Faulty electrics spell death traps in homes

01 June 2007

Stay safe in your home

Consumer champion, the Electrical Safety Council, is warning the public to be more vigilant about the state of electrics in their homes. The new research, commissioned by the Electrical Safety Council, suggests that there is widespread ignorance about how safe our electrics are and who should be carrying out electrical work in the home.

Over 30% of the population do not know or have never had their electrics checked and a quarter (25%) have had an electric shock in the home. When it comes to doing electrical work, 47% of people would have a go at doing it themselves. The Electrical Safety Council urge consumers to use a registered electrical contractor for all work in the home.

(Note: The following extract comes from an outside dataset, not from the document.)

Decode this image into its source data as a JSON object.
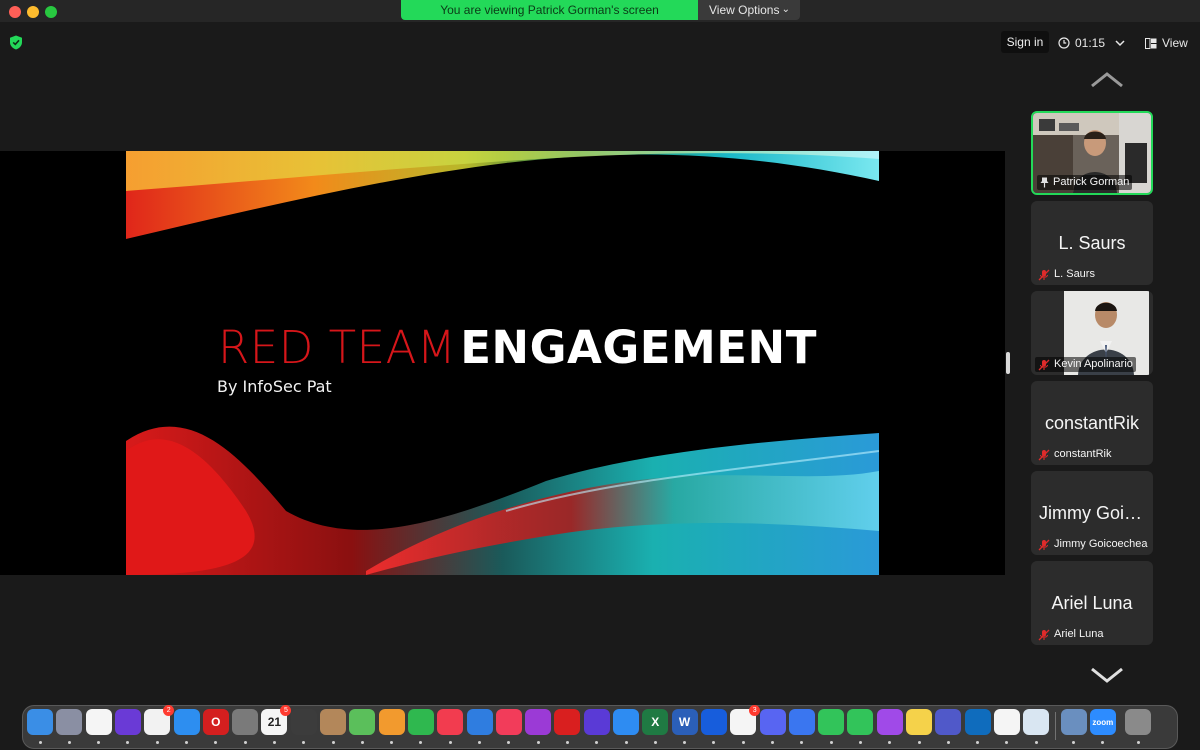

Phil Buckle, director of the Electrical Safety Council said: “Electricity is an integral part of our lives, but it can kill. At least 30 deaths and many thousands of accidents are caused by unsafe electrics every year. The vast majority of us know that faulty electrics can lead to fires and injury, but we are advising people not to wait for a problem with their electrics before doing anything about it.

“Our research shows that only 35% of people would use a registered electrical contractor to carry out work in their home and of the 39% of people who have had electrical work carried out in their homes in the last two years, only 48% ensured that they got the certification to prove that it is safe. Clearly there is a great deal of work to be done in educating consumers and improving their safety.” continues Phil Buckle. 

Top electrical safety tips

  • Check the date of your home’s last electrical inspection. If it has been over 10 years, it’s best to get a new inspection done by a registered electrical contractor.
  • Look at the condition of your plugs, sockets and flexes. Damaged plugs, sockets and flexible cables can cause electric shocks, burns and fire. Check plugs and sockets for burn marks, cracking sounds, circuit breakers tripping or excessive heat.
  • Replace damaged cables without delay. Touching exposed live conductors can result in an electric shock or even death.
  • Never drill holes or fix nails in walls without knowing what is hidden behind them. Penetrating a live cable is extremely dangerous and could cause electric shocks, burns and fire.
  • Hire a registered electrical contractor to install extra sockets rather than overload adaptors and extension cords.
  • Use a Residual Current Device (RCD) protected socket when using electrical equipment outside.

For further information contact media@electricalsafetyfirst.org.uk